◆ **Task instructions**:
Could you return the data below exactly as it appears?

◆ **Records for this exercise**:
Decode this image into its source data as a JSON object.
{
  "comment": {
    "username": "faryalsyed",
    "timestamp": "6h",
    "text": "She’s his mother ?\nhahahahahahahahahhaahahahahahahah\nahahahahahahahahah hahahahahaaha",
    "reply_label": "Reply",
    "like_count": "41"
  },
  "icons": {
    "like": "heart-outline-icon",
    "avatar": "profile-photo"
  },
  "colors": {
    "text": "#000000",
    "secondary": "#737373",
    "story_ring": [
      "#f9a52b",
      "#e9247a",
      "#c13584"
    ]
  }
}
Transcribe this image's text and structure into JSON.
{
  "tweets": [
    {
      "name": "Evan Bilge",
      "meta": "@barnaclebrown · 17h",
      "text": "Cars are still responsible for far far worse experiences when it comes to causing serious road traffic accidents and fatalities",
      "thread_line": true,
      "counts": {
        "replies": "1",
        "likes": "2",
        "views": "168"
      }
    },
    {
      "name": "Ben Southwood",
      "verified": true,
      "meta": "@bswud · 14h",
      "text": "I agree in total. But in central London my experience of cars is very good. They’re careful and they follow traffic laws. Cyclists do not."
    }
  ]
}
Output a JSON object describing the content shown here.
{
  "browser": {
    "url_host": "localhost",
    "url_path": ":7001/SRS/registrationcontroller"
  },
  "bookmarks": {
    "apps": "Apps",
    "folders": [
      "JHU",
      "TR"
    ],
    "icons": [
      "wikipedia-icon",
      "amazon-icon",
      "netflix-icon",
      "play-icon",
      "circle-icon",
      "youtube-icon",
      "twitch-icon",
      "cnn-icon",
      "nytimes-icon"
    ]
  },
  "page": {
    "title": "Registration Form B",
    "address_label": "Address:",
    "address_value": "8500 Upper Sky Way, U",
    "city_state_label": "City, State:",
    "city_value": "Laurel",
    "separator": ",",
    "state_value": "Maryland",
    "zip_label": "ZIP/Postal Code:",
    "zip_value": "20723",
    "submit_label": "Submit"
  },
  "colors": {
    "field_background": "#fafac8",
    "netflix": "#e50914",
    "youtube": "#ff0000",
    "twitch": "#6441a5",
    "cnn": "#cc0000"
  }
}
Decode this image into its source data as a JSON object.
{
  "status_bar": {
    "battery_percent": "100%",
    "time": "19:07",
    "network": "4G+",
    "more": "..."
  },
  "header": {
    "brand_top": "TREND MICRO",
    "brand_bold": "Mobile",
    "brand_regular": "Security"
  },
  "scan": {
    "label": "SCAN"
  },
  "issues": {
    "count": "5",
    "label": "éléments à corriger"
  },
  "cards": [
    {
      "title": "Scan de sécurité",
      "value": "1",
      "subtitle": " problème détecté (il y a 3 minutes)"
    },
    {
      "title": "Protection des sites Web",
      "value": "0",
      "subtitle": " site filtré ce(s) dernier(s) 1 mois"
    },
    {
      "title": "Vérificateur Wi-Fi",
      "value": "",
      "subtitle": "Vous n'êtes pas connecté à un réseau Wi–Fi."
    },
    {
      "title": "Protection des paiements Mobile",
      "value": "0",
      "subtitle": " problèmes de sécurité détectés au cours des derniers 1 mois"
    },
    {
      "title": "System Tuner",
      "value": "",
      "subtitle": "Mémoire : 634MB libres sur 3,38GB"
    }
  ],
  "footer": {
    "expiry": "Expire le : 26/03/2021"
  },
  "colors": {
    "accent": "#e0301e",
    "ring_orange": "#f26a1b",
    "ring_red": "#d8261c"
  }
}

◆ **Answer to the problem**:
Decode this image into its source data as a JSON object.
{
  "comment": {
    "username": "faryalsyed",
    "timestamp": "6h",
    "text": "She’s his mother ?\nhahahahahahahahahhaahahahahahahah\nahahahahahahahahah hahahahahaaha",
    "reply_label": "Reply",
    "like_count": "41"
  },
  "icons": {
    "like": "heart-outline-icon",
    "avatar": "profile-photo"
  },
  "colors": {
    "text": "#000000",
    "secondary": "#737373",
    "story_ring": [
      "#f9a52b",
      "#e9247a",
      "#c13584"
    ]
  }
}
Transcribe this image's text and structure into JSON.
{
  "tweets": [
    {
      "name": "Evan Bilge",
      "meta": "@barnaclebrown · 17h",
      "text": "Cars are still responsible for far far worse experiences when it comes to causing serious road traffic accidents and fatalities",
      "thread_line": true,
      "counts": {
        "replies": "1",
        "likes": "2",
        "views": "168"
      }
    },
    {
      "name": "Ben Southwood",
      "verified": true,
      "meta": "@bswud · 14h",
      "text": "I agree in total. But in central London my experience of cars is very good. They’re careful and they follow traffic laws. Cyclists do not."
    }
  ]
}
Output a JSON object describing the content shown here.
{
  "browser": {
    "url_host": "localhost",
    "url_path": ":7001/SRS/registrationcontroller"
  },
  "bookmarks": {
    "apps": "Apps",
    "folders": [
      "JHU",
      "TR"
    ],
    "icons": [
      "wikipedia-icon",
      "amazon-icon",
      "netflix-icon",
      "play-icon",
      "circle-icon",
      "youtube-icon",
      "twitch-icon",
      "cnn-icon",
      "nytimes-icon"
    ]
  },
  "page": {
    "title": "Registration Form B",
    "address_label": "Address:",
    "address_value": "8500 Upper Sky Way, U",
    "city_state_label": "City, State:",
    "city_value": "Laurel",
    "separator": ",",
    "state_value": "Maryland",
    "zip_label": "ZIP/Postal Code:",
    "zip_value": "20723",
    "submit_label": "Submit"
  },
  "colors": {
    "field_background": "#fafac8",
    "netflix": "#e50914",
    "youtube": "#ff0000",
    "twitch": "#6441a5",
    "cnn": "#cc0000"
  }
}
Decode this image into its source data as a JSON object.
{
  "status_bar": {
    "battery_percent": "100%",
    "time": "19:07",
    "network": "4G+",
    "more": "..."
  },
  "header": {
    "brand_top": "TREND MICRO",
    "brand_bold": "Mobile",
    "brand_regular": "Security"
  },
  "scan": {
    "label": "SCAN"
  },
  "issues": {
    "count": "5",
    "label": "éléments à corriger"
  },
  "cards": [
    {
      "title": "Scan de sécurité",
      "value": "1",
      "subtitle": " problème détecté (il y a 3 minutes)"
    },
    {
      "title": "Protection des sites Web",
      "value": "0",
      "subtitle": " site filtré ce(s) dernier(s) 1 mois"
    },
    {
      "title": "Vérificateur Wi-Fi",
      "value": "",
      "subtitle": "Vous n'êtes pas connecté à un réseau Wi–Fi."
    },
    {
      "title": "Protection des paiements Mobile",
      "value": "0",
      "subtitle": " problèmes de sécurité détectés au cours des derniers 1 mois"
    },
    {
      "title": "System Tuner",
      "value": "",
      "subtitle": "Mémoire : 634MB libres sur 3,38GB"
    }
  ],
  "footer": {
    "expiry": "Expire le : 26/03/2021"
  },
  "colors": {
    "accent": "#e0301e",
    "ring_orange": "#f26a1b",
    "ring_red": "#d8261c"
  }
}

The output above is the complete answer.